* [TASK DESCRIPTION]
Every line of the entries below that mentions "icon" is to be copied out.
.....
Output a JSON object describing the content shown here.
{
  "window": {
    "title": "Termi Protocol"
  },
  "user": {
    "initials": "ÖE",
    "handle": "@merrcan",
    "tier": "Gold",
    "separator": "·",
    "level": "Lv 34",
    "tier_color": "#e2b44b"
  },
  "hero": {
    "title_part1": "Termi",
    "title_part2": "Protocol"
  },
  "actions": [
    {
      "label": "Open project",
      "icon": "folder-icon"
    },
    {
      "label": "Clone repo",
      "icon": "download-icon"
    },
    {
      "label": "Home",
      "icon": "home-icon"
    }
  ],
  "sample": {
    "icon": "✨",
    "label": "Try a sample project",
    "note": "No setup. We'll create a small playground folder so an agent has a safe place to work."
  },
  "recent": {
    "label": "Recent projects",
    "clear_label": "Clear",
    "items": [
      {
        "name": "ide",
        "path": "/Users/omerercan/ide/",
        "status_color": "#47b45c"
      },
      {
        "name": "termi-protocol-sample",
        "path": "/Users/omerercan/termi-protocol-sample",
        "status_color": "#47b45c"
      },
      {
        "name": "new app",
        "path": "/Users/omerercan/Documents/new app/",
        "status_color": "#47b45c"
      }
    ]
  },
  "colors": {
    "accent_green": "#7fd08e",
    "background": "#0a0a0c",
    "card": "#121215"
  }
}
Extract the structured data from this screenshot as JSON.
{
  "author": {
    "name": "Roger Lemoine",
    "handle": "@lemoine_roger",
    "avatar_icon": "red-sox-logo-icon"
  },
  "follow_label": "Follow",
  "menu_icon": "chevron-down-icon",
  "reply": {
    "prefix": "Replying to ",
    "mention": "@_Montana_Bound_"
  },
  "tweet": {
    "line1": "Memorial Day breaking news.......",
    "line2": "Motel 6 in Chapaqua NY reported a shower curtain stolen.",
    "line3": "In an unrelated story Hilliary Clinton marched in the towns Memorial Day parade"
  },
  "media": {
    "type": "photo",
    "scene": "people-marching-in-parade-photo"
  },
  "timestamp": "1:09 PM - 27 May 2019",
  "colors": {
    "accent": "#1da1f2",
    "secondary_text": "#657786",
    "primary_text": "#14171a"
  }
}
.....
* [OUTPUT OF THE EXERCISE]
      "icon": "folder-icon"
      "icon": "download-icon"
      "icon": "home-icon"
    "icon": "✨",
    "avatar_icon": "red-sox-logo-icon"
  "menu_icon": "chevron-down-icon",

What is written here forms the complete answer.